Ames nanochemist winner of 2010 Adamson Surface Chemistry Award
(Nanowerk News) Pat Thiel, senior chemist at the U.S. Department of Energy’s Ames Laboratory, has been named the winner of the 2010 Arthur W. Adamson Award for Distinguished Service in the Advancement of Surface Chemistry. The award, sponsored and presented annually by the American Chemical Society, recognizes distinguished service in the advancement of surface chemistry.
Thiel, who is also an Iowa State University Distinguished Professor in chemistry and materials science and engineering, will receive the award during the 239th ACS national meeting in San Francisco in March 2010. The award consists of $5,000 plus travel expenses, a medallion with a presentation box, and a certificate. The medallion will be presented during the award address.
Ames Laboratory Director Alex King said, “Pat is an outstanding scientist, and she has made important contributions across a wide spectrum of topics. She is also a great leader in her field, and this award recognizes both of those things. We’re proud to have her as a member of the Ames Laboratory.”

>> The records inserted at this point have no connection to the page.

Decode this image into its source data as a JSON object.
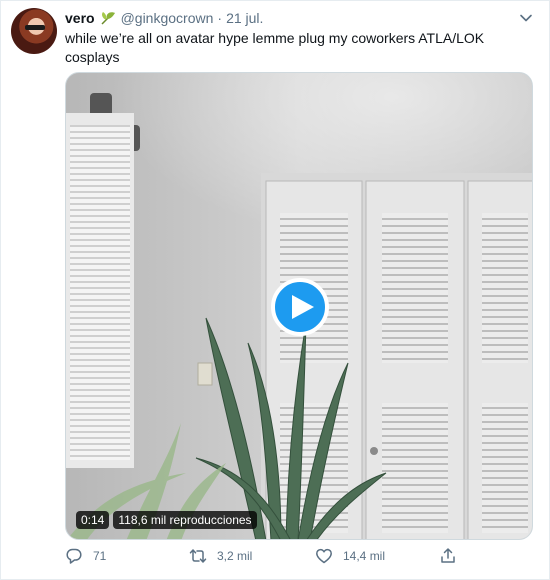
{
  "tweet": {
    "author_name": "vero",
    "handle": "@ginkgocrown",
    "separator": "·",
    "date": "21 jul.",
    "text": "while we’re all on avatar hype lemme plug my coworkers ATLA/LOK cosplays"
  },
  "video": {
    "time": "0:14",
    "views": "118,6 mil reproducciones"
  },
  "actions": {
    "replies": "71",
    "retweets": "3,2 mil",
    "likes": "14,4 mil"
  },
  "colors": {
    "accent": "#1d9bf0",
    "muted_text": "#5b7083",
    "border": "#e6ecf0"
  },
  "icons": [
    "ginkgo-leaf-icon",
    "chevron-down-icon",
    "play-icon",
    "reply-icon",
    "retweet-icon",
    "like-icon",
    "share-icon"
  ]
}
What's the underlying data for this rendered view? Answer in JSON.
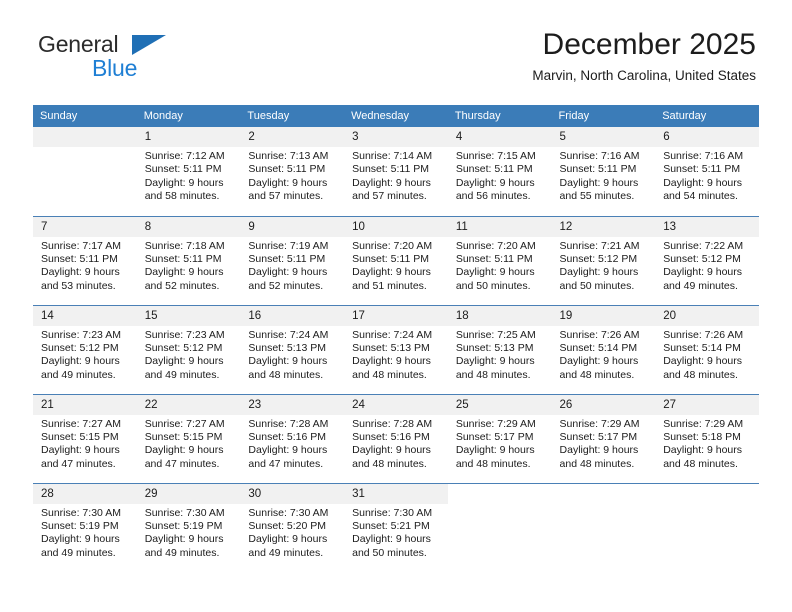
{
  "brand": {
    "name_top": "General",
    "name_bottom": "Blue",
    "triangle_color": "#1f6fb5",
    "text_color": "#2b2b2b",
    "blue_color": "#1f7fd4"
  },
  "header": {
    "title": "December 2025",
    "subtitle": "Marvin, North Carolina, United States"
  },
  "theme": {
    "header_bg": "#3b7cb8",
    "header_text": "#ffffff",
    "daynum_bg": "#f1f1f1",
    "cell_border": "#4a80b6"
  },
  "weekdays": [
    "Sunday",
    "Monday",
    "Tuesday",
    "Wednesday",
    "Thursday",
    "Friday",
    "Saturday"
  ],
  "weeks": [
    [
      {
        "day": "",
        "sunrise": "",
        "sunset": "",
        "daylight1": "",
        "daylight2": "",
        "empty": true
      },
      {
        "day": "1",
        "sunrise": "Sunrise: 7:12 AM",
        "sunset": "Sunset: 5:11 PM",
        "daylight1": "Daylight: 9 hours",
        "daylight2": "and 58 minutes."
      },
      {
        "day": "2",
        "sunrise": "Sunrise: 7:13 AM",
        "sunset": "Sunset: 5:11 PM",
        "daylight1": "Daylight: 9 hours",
        "daylight2": "and 57 minutes."
      },
      {
        "day": "3",
        "sunrise": "Sunrise: 7:14 AM",
        "sunset": "Sunset: 5:11 PM",
        "daylight1": "Daylight: 9 hours",
        "daylight2": "and 57 minutes."
      },
      {
        "day": "4",
        "sunrise": "Sunrise: 7:15 AM",
        "sunset": "Sunset: 5:11 PM",
        "daylight1": "Daylight: 9 hours",
        "daylight2": "and 56 minutes."
      },
      {
        "day": "5",
        "sunrise": "Sunrise: 7:16 AM",
        "sunset": "Sunset: 5:11 PM",
        "daylight1": "Daylight: 9 hours",
        "daylight2": "and 55 minutes."
      },
      {
        "day": "6",
        "sunrise": "Sunrise: 7:16 AM",
        "sunset": "Sunset: 5:11 PM",
        "daylight1": "Daylight: 9 hours",
        "daylight2": "and 54 minutes."
      }
    ],
    [
      {
        "day": "7",
        "sunrise": "Sunrise: 7:17 AM",
        "sunset": "Sunset: 5:11 PM",
        "daylight1": "Daylight: 9 hours",
        "daylight2": "and 53 minutes."
      },
      {
        "day": "8",
        "sunrise": "Sunrise: 7:18 AM",
        "sunset": "Sunset: 5:11 PM",
        "daylight1": "Daylight: 9 hours",
        "daylight2": "and 52 minutes."
      },
      {
        "day": "9",
        "sunrise": "Sunrise: 7:19 AM",
        "sunset": "Sunset: 5:11 PM",
        "daylight1": "Daylight: 9 hours",
        "daylight2": "and 52 minutes."
      },
      {
        "day": "10",
        "sunrise": "Sunrise: 7:20 AM",
        "sunset": "Sunset: 5:11 PM",
        "daylight1": "Daylight: 9 hours",
        "daylight2": "and 51 minutes."
      },
      {
        "day": "11",
        "sunrise": "Sunrise: 7:20 AM",
        "sunset": "Sunset: 5:11 PM",
        "daylight1": "Daylight: 9 hours",
        "daylight2": "and 50 minutes."
      },
      {
        "day": "12",
        "sunrise": "Sunrise: 7:21 AM",
        "sunset": "Sunset: 5:12 PM",
        "daylight1": "Daylight: 9 hours",
        "daylight2": "and 50 minutes."
      },
      {
        "day": "13",
        "sunrise": "Sunrise: 7:22 AM",
        "sunset": "Sunset: 5:12 PM",
        "daylight1": "Daylight: 9 hours",
        "daylight2": "and 49 minutes."
      }
    ],
    [
      {
        "day": "14",
        "sunrise": "Sunrise: 7:23 AM",
        "sunset": "Sunset: 5:12 PM",
        "daylight1": "Daylight: 9 hours",
        "daylight2": "and 49 minutes."
      },
      {
        "day": "15",
        "sunrise": "Sunrise: 7:23 AM",
        "sunset": "Sunset: 5:12 PM",
        "daylight1": "Daylight: 9 hours",
        "daylight2": "and 49 minutes."
      },
      {
        "day": "16",
        "sunrise": "Sunrise: 7:24 AM",
        "sunset": "Sunset: 5:13 PM",
        "daylight1": "Daylight: 9 hours",
        "daylight2": "and 48 minutes."
      },
      {
        "day": "17",
        "sunrise": "Sunrise: 7:24 AM",
        "sunset": "Sunset: 5:13 PM",
        "daylight1": "Daylight: 9 hours",
        "daylight2": "and 48 minutes."
      },
      {
        "day": "18",
        "sunrise": "Sunrise: 7:25 AM",
        "sunset": "Sunset: 5:13 PM",
        "daylight1": "Daylight: 9 hours",
        "daylight2": "and 48 minutes."
      },
      {
        "day": "19",
        "sunrise": "Sunrise: 7:26 AM",
        "sunset": "Sunset: 5:14 PM",
        "daylight1": "Daylight: 9 hours",
        "daylight2": "and 48 minutes."
      },
      {
        "day": "20",
        "sunrise": "Sunrise: 7:26 AM",
        "sunset": "Sunset: 5:14 PM",
        "daylight1": "Daylight: 9 hours",
        "daylight2": "and 48 minutes."
      }
    ],
    [
      {
        "day": "21",
        "sunrise": "Sunrise: 7:27 AM",
        "sunset": "Sunset: 5:15 PM",
        "daylight1": "Daylight: 9 hours",
        "daylight2": "and 47 minutes."
      },
      {
        "day": "22",
        "sunrise": "Sunrise: 7:27 AM",
        "sunset": "Sunset: 5:15 PM",
        "daylight1": "Daylight: 9 hours",
        "daylight2": "and 47 minutes."
      },
      {
        "day": "23",
        "sunrise": "Sunrise: 7:28 AM",
        "sunset": "Sunset: 5:16 PM",
        "daylight1": "Daylight: 9 hours",
        "daylight2": "and 47 minutes."
      },
      {
        "day": "24",
        "sunrise": "Sunrise: 7:28 AM",
        "sunset": "Sunset: 5:16 PM",
        "daylight1": "Daylight: 9 hours",
        "daylight2": "and 48 minutes."
      },
      {
        "day": "25",
        "sunrise": "Sunrise: 7:29 AM",
        "sunset": "Sunset: 5:17 PM",
        "daylight1": "Daylight: 9 hours",
        "daylight2": "and 48 minutes."
      },
      {
        "day": "26",
        "sunrise": "Sunrise: 7:29 AM",
        "sunset": "Sunset: 5:17 PM",
        "daylight1": "Daylight: 9 hours",
        "daylight2": "and 48 minutes."
      },
      {
        "day": "27",
        "sunrise": "Sunrise: 7:29 AM",
        "sunset": "Sunset: 5:18 PM",
        "daylight1": "Daylight: 9 hours",
        "daylight2": "and 48 minutes."
      }
    ],
    [
      {
        "day": "28",
        "sunrise": "Sunrise: 7:30 AM",
        "sunset": "Sunset: 5:19 PM",
        "daylight1": "Daylight: 9 hours",
        "daylight2": "and 49 minutes."
      },
      {
        "day": "29",
        "sunrise": "Sunrise: 7:30 AM",
        "sunset": "Sunset: 5:19 PM",
        "daylight1": "Daylight: 9 hours",
        "daylight2": "and 49 minutes."
      },
      {
        "day": "30",
        "sunrise": "Sunrise: 7:30 AM",
        "sunset": "Sunset: 5:20 PM",
        "daylight1": "Daylight: 9 hours",
        "daylight2": "and 49 minutes."
      },
      {
        "day": "31",
        "sunrise": "Sunrise: 7:30 AM",
        "sunset": "Sunset: 5:21 PM",
        "daylight1": "Daylight: 9 hours",
        "daylight2": "and 50 minutes."
      },
      {
        "day": "",
        "sunrise": "",
        "sunset": "",
        "daylight1": "",
        "daylight2": "",
        "blank": true
      },
      {
        "day": "",
        "sunrise": "",
        "sunset": "",
        "daylight1": "",
        "daylight2": "",
        "blank": true
      },
      {
        "day": "",
        "sunrise": "",
        "sunset": "",
        "daylight1": "",
        "daylight2": "",
        "blank": true
      }
    ]
  ]
}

According to Thiel, a symposium will be held in her honor at the ACS national meeting. The Adamson award was first presented in 1993, and past recipients have been distinguished researchers in the field, including David King, the 2009award winner, who was science advisor to former British Prime Minister Tony Blair. Thiel holds the distinction of being the first woman selected for the award.
Thiel has been active in research, teaching and administration. In research, she is known for her work in three main areas: nanostructure evolution on surfaces; surface properties and structures of quasicrystals (a complex type of metallic alloy); and the chemistry of water adsorbed on metal surfaces. She is an enthusiastic teacher of physical chemistry. She has held several administrative posts at Ames Laboratory and ISU, including the Lab’s division director for Science and Technology and chair of the chemistry department, and in each position she has been the first woman to hold that post.

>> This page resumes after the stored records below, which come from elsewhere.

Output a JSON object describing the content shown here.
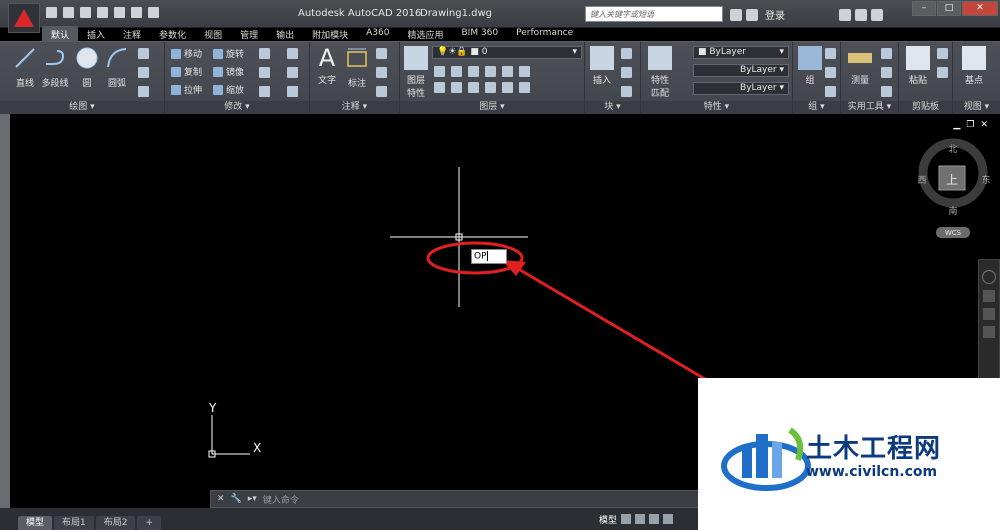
{
  "title": {
    "app": "Autodesk AutoCAD 2016",
    "doc": "Drawing1.dwg"
  },
  "search": {
    "placeholder": "键入关键字或短语"
  },
  "user": {
    "login": "登录"
  },
  "tabs": [
    "默认",
    "插入",
    "注释",
    "参数化",
    "视图",
    "管理",
    "输出",
    "附加模块",
    "A360",
    "精选应用",
    "BIM 360",
    "Performance"
  ],
  "ribbon": {
    "draw": {
      "title": "绘图 ▾",
      "line": "直线",
      "polyline": "多段线",
      "circle": "圆",
      "arc": "圆弧"
    },
    "modify": {
      "title": "修改 ▾",
      "move": "移动",
      "rotate": "旋转",
      "copy": "复制",
      "mirror": "镜像",
      "stretch": "拉伸",
      "scale": "缩放"
    },
    "annotate": {
      "title": "注释 ▾",
      "text": "文字",
      "dim": "标注"
    },
    "layers": {
      "title": "图层 ▾",
      "props": "图层\n特性",
      "current": "0"
    },
    "block": {
      "title": "块 ▾",
      "insert": "插入"
    },
    "properties": {
      "title": "特性 ▾",
      "match": "特性\n匹配",
      "color": "ByLayer",
      "linetype": "ByLayer",
      "lineweight": "ByLayer"
    },
    "groups": {
      "title": "组 ▾",
      "group": "组"
    },
    "utilities": {
      "title": "实用工具 ▾",
      "measure": "测量"
    },
    "clipboard": {
      "title": "剪贴板",
      "paste": "粘贴"
    },
    "view": {
      "title": "视图 ▾",
      "base": "基点"
    }
  },
  "viewcube": {
    "north": "北",
    "south": "南",
    "east": "东",
    "west": "西",
    "top": "上",
    "wcs": "WCS"
  },
  "ucs": {
    "x": "X",
    "y": "Y"
  },
  "input": {
    "value": "OP"
  },
  "cmd": {
    "placeholder": "键入命令"
  },
  "layout_tabs": [
    "模型",
    "布局1",
    "布局2",
    "+"
  ],
  "status": {
    "model": "模型"
  },
  "watermark": {
    "brand": "土木工程网",
    "url": "www.civilcn.com"
  },
  "colors": {
    "annotation": "#e02020",
    "bg": "#000000",
    "ribbon": "#45494f"
  }
}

She received a B.A. degree in chemistry at Macalester College, and a Ph.D. in chemistry at the California Institute of Technology in 1981. After postdoctoral work at the University of Munich as a von Humboldt Fellow, she joined the technical staff at Sandia National Laboratories, Livermore, then moved to Iowa State University in 1983. In her early academic career at ISU, Thiel was received awards from the Camille and Henry Dreyfus Foundation and the Alfred P. Sloan Foundation, and by a National Science Foundation Presidential Young Investigator Award. Later, she was elected a Fellow of the American Vacuum Society, the American Physical Society, and the Institute of Physics.

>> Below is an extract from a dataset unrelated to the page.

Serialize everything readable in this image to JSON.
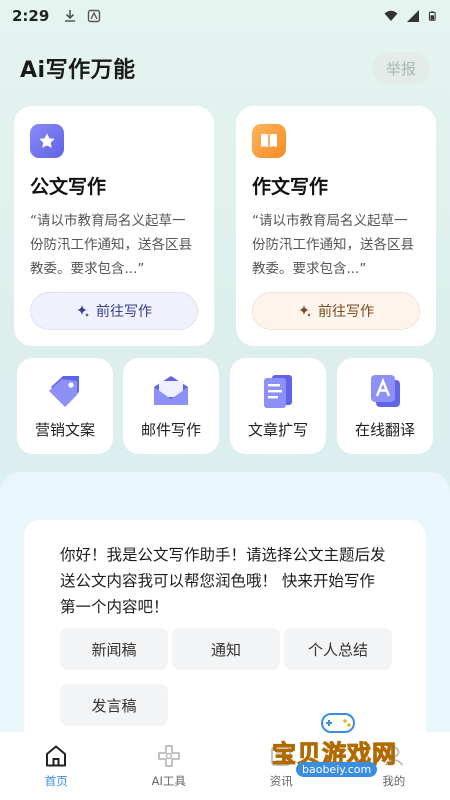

In 2008, she received the Iota Sigma Pi Honorary Member Award from the National Honor Society for Women in Chemistry. She has been an Invitation Fellow of the Japanese Society for the Promotion of Science, has received an honorary degree from the Institut National Polytechnic de Lorraine in France, and has received a DOE Award for Outstanding Scientific Accomplishment in Materials Chemistry. She has served on numerous boards and committees for major organizations, including the NSF, the DOE, the American Chemical Society-Petroleum Research Fund, and National Institutes of Health, and has been a member of editorial advisory boards for 10 journals. She has organized conferences and symposia within the frameworks of the Materials Research Society, APS, ACS, AVS, and the Gordon Research Conferences organizations. She has authored or co-authored approximately 260 publications, and has co-edited four books.